Exercise: Search the records for the word "Disattiva" and report each line that has it.
⟨
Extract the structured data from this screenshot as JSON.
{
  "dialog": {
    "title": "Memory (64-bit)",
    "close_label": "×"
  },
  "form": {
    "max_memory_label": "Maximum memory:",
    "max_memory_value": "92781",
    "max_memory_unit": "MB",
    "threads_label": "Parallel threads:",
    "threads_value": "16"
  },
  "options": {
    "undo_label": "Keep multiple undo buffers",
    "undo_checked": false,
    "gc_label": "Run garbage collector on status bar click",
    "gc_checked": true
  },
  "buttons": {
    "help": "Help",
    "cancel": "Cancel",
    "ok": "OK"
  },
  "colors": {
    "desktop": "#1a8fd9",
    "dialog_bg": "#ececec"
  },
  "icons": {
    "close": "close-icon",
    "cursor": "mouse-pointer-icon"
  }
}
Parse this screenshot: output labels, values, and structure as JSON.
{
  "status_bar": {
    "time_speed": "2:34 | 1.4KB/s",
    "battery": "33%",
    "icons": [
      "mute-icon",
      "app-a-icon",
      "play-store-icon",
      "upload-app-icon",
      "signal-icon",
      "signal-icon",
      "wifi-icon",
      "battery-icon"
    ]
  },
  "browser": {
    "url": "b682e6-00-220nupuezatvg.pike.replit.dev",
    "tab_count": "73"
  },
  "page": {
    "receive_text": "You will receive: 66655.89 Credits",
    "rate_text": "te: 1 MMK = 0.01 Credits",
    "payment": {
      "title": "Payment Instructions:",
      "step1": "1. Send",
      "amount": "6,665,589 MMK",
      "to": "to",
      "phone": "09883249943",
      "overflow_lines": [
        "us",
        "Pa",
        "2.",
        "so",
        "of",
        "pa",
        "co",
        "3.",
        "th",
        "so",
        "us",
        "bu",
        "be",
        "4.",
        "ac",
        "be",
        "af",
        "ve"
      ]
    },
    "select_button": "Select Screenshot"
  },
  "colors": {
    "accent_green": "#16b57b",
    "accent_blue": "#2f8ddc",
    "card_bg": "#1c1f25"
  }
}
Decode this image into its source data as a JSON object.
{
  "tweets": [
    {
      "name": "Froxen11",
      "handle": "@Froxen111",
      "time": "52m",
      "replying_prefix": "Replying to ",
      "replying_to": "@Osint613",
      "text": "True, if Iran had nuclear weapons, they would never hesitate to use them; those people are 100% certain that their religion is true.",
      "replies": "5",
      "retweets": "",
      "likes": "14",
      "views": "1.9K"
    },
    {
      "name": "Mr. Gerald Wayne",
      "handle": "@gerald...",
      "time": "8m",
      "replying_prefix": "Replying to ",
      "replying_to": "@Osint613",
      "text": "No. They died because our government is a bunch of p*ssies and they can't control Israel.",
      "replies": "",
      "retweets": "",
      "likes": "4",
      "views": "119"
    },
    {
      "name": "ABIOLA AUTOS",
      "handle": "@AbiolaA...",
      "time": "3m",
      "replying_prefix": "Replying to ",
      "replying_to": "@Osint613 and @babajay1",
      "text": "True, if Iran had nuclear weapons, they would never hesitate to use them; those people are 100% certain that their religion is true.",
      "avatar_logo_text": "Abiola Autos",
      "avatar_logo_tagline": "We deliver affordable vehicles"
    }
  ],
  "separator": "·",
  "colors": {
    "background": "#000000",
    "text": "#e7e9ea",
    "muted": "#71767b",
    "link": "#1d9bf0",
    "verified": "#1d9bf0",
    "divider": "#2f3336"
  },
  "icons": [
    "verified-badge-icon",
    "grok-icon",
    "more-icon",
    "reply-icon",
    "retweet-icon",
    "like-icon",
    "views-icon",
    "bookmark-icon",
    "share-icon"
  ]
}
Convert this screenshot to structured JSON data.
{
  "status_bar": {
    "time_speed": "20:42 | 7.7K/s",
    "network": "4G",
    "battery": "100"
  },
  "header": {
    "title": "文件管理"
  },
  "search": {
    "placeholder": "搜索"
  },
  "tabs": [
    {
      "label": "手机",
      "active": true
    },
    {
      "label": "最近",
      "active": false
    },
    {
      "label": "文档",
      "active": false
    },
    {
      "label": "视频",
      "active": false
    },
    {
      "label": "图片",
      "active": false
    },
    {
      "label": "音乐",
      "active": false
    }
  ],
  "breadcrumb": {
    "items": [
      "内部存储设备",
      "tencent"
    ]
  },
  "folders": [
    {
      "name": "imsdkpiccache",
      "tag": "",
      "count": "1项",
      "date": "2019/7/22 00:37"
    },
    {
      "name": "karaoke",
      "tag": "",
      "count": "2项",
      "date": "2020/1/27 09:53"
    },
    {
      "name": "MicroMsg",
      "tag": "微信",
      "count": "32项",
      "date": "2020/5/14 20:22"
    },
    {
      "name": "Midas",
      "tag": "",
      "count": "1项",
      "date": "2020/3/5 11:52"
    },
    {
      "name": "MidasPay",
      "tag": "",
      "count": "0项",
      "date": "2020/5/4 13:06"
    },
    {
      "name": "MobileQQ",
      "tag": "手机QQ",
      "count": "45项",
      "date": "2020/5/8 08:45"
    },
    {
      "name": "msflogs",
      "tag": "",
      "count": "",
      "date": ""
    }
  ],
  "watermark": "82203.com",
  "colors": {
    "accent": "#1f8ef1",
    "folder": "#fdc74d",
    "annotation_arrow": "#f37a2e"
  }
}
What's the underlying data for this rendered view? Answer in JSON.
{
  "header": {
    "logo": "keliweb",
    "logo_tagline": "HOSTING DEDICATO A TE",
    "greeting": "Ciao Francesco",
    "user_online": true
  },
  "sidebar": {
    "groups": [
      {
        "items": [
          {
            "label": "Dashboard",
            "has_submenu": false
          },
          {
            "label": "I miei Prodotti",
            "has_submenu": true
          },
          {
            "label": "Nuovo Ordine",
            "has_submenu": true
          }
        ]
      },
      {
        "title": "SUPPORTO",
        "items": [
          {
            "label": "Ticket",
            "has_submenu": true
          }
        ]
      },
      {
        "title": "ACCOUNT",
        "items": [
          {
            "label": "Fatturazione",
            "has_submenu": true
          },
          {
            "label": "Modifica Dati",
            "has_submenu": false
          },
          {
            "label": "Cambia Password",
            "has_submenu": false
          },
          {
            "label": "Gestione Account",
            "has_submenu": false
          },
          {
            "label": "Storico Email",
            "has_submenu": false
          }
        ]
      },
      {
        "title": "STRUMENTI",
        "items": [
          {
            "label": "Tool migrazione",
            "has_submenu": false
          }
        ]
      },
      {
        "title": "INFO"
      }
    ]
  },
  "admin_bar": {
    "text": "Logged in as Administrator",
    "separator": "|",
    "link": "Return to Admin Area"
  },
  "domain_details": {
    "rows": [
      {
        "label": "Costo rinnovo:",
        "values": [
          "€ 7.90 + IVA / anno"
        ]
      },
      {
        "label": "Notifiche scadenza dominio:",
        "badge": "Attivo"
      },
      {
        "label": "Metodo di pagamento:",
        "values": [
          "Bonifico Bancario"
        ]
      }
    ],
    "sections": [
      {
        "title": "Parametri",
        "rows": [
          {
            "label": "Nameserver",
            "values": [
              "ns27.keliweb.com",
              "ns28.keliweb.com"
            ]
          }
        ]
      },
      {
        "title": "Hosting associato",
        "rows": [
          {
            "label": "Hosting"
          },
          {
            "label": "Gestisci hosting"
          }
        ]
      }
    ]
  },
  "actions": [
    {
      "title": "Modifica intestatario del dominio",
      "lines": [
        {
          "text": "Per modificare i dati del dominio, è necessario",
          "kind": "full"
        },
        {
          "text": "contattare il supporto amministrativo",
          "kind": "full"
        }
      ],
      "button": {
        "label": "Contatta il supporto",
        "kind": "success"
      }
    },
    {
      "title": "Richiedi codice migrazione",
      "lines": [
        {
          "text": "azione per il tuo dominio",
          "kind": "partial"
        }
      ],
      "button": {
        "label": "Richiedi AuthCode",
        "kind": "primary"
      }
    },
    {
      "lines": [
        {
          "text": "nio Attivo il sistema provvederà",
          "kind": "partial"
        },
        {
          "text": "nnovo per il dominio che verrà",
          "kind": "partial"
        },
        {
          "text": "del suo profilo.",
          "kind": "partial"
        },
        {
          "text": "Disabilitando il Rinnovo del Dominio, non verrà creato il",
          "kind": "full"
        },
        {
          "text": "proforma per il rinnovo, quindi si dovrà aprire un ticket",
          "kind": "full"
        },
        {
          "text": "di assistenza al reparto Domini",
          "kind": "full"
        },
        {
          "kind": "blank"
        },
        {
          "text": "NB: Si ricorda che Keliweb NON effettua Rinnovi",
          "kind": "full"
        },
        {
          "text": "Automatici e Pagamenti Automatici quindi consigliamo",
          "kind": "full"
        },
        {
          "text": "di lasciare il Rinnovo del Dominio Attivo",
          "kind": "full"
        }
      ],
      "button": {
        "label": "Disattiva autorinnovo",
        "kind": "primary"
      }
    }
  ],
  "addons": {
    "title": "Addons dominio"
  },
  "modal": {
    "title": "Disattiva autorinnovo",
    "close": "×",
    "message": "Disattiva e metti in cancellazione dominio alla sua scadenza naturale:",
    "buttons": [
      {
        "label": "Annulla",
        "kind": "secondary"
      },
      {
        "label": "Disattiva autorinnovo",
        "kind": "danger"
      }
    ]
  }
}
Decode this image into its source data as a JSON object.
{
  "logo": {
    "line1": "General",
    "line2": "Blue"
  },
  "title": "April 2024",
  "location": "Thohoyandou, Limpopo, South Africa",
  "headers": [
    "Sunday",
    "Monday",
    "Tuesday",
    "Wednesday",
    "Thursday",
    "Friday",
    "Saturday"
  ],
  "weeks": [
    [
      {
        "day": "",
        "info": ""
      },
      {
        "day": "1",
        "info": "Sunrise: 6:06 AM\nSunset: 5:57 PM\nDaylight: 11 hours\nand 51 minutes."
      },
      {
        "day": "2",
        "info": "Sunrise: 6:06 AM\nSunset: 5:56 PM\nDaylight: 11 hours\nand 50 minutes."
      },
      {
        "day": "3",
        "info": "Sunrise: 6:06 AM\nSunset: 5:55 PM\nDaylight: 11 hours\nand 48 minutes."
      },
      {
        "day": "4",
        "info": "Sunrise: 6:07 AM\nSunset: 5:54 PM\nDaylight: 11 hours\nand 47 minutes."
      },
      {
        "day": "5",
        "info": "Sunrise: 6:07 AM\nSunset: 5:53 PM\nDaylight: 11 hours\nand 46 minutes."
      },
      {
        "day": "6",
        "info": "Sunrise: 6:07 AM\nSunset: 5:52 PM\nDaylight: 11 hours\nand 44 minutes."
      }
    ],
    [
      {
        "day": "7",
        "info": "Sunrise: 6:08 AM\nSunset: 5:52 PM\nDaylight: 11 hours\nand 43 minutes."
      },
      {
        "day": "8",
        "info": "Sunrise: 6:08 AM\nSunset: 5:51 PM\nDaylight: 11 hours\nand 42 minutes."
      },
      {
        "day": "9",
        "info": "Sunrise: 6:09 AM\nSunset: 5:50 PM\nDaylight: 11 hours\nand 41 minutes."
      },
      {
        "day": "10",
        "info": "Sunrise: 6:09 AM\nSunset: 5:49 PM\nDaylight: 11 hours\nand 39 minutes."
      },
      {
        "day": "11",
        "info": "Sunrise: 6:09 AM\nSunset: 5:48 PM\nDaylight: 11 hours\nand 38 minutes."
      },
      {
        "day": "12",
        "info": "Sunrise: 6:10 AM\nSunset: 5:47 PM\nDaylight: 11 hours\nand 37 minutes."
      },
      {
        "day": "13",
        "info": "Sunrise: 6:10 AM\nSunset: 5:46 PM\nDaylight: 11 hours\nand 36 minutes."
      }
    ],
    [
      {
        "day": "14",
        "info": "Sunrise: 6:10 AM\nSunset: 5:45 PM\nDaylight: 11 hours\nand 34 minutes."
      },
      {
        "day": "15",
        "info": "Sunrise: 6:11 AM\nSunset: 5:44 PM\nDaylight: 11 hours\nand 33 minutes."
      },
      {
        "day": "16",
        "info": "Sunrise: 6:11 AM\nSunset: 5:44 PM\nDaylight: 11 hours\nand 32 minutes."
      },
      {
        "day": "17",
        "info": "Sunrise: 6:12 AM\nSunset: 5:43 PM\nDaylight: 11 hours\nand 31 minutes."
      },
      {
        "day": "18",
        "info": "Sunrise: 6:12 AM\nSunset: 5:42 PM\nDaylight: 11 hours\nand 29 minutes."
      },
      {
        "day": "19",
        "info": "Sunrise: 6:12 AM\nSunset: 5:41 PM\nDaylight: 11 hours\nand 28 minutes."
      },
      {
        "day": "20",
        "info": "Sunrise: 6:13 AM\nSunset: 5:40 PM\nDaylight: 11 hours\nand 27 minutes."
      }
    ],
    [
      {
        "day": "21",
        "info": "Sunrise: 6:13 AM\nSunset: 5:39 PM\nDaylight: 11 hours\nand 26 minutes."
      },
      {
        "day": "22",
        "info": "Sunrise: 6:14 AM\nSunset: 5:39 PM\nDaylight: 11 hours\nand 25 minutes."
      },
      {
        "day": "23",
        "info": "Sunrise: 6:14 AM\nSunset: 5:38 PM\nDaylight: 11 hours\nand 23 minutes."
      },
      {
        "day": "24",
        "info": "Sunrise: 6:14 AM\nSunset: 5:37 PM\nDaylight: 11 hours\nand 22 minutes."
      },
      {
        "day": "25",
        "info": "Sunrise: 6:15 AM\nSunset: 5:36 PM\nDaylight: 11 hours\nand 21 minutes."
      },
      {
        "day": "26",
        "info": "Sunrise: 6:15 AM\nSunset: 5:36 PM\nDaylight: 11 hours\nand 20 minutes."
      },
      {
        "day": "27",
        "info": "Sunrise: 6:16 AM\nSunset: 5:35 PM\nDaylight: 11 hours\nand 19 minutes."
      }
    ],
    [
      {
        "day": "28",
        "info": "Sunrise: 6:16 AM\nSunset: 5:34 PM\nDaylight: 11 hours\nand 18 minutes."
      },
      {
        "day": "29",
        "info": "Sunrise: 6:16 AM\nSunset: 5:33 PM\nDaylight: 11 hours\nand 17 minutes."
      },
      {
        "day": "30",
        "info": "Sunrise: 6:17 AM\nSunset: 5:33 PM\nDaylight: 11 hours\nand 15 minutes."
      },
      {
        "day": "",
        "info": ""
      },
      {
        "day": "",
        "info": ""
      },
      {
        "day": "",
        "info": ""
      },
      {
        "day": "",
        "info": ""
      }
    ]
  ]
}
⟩
Task solution:
        "label": "Disattiva autorinnovo",
    "title": "Disattiva autorinnovo",
    "message": "Disattiva e metti in cancellazione dominio alla sua scadenza naturale:",
        "label": "Disattiva autorinnovo",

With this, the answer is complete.